Without special scrutiny, credit profiles created with the scheme are not immediately distinguishable from other newly created, legitimate files.
Investigators say the businesses clearly know they are selling Social Security numbers, but it's difficult to prove. The sellers use complex disclaimers that disavow illegal activity and warn customers against using their numbers in place of Social Security numbers.
The businesses also instruct customers to provide false information when using the number to apply for credit. Customers are told to use their real name and date of birth, but to avoid listing any addresses or phone numbers they've used in the past. They're also told to avoid any other information that connects the new, clean credit profile with the old, damaged one.
Craig Watts, a spokesman for credit reporting agency FICO Inc., said FICO has tools available for businesses to protect themselves from this type of fraud, but they are not cheap. And many lenders are slow to adopt FICO's new formulas, which are updated every few years.
Some companies that sell the numbers have lavish, high-tech websites. Others run no-frills ads on sites like Craigslist.
Jim Buckmaster, president and CEO of the San Francisco-based Craigslist, recently told the AP in an e-mail that there were "fewer than 200" classifieds on his site that used the word "CPN."
Within an hour of that e-mail exchange, dozens of the ads in cities such as Las Vegas, Los Angeles and New York had been pulled from the site. Many were reposted the next day.
An AP reporter called several of the sites, but got only recordings asking callers to leave a message with contact information.
Experts say the fraud will be difficult to stop because it's so easily concealed and targets such vulnerable people.

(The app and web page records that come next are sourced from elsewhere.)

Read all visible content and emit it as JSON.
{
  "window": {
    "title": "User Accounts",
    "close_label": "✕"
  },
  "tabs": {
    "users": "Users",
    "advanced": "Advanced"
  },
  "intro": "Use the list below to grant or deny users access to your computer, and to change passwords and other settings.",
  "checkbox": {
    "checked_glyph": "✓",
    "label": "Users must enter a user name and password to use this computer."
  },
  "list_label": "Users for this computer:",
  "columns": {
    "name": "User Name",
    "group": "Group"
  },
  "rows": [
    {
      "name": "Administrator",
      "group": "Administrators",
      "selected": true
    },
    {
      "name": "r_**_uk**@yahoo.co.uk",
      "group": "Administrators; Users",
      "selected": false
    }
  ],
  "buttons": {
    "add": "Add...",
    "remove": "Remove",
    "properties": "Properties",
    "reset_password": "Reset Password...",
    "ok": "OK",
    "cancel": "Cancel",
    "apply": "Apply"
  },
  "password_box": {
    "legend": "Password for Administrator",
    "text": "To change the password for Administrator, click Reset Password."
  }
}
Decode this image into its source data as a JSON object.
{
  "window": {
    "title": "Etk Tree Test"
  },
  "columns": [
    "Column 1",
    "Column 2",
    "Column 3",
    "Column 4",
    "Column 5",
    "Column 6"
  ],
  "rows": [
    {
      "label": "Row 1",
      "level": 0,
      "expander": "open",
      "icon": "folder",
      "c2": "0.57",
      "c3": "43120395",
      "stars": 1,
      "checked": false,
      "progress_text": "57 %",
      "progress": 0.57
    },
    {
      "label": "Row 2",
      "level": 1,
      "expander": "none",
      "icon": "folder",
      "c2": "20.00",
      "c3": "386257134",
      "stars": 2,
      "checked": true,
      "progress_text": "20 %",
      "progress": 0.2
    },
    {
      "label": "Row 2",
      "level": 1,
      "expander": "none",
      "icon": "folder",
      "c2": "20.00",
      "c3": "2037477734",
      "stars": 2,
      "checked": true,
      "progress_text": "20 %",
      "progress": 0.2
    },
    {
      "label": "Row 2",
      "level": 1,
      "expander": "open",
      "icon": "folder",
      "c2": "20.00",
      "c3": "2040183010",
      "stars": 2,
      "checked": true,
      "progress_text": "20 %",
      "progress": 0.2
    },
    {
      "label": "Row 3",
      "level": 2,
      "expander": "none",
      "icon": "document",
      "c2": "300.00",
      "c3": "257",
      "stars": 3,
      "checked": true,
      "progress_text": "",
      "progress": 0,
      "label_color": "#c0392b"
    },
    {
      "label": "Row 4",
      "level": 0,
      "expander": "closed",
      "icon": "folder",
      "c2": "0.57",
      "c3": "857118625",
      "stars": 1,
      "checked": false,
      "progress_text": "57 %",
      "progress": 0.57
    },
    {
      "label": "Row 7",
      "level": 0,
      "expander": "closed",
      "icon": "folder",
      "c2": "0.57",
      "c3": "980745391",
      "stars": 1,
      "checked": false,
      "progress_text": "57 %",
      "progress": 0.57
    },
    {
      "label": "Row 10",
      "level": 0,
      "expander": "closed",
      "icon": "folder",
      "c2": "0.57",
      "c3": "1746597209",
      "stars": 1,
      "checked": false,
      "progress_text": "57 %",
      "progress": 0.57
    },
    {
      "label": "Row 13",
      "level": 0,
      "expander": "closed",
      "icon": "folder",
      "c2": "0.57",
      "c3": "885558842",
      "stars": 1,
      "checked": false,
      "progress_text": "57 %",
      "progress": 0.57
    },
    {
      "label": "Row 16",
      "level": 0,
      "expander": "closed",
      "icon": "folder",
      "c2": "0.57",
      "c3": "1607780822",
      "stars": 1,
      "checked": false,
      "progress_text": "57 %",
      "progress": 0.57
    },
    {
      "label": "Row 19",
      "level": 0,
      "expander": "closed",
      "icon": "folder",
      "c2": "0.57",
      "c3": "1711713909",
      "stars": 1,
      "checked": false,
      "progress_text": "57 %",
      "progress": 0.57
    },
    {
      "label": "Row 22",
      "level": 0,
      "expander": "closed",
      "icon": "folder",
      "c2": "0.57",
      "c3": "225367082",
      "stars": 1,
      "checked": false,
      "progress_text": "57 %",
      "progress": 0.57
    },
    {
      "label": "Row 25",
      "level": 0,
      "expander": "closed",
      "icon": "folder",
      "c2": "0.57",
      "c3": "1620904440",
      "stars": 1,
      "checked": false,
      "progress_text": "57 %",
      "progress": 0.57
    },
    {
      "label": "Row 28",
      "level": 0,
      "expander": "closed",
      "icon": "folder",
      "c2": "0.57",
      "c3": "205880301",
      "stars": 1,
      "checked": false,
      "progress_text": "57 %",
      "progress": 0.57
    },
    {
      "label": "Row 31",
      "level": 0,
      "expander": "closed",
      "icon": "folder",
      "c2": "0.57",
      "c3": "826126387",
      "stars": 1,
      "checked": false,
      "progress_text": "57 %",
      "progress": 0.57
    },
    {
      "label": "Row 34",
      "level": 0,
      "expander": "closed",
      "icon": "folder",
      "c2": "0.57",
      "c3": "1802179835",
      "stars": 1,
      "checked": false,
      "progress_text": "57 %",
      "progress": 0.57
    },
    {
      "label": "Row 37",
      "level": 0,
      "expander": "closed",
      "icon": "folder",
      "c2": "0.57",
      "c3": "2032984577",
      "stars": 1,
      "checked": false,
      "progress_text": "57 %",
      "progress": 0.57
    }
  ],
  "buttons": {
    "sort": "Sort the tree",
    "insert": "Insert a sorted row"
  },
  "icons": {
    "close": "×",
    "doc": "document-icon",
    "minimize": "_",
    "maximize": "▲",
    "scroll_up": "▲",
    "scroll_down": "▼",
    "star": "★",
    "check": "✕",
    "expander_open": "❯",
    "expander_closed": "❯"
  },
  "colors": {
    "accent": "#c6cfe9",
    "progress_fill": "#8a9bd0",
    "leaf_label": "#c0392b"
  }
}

"This is an invisible crime, with invisible victims who don't have enough support out there to help them," said Linda Foley of the ID Theft Resource Center in San Diego.
Source: BILL DRAPER, Associated Press Writer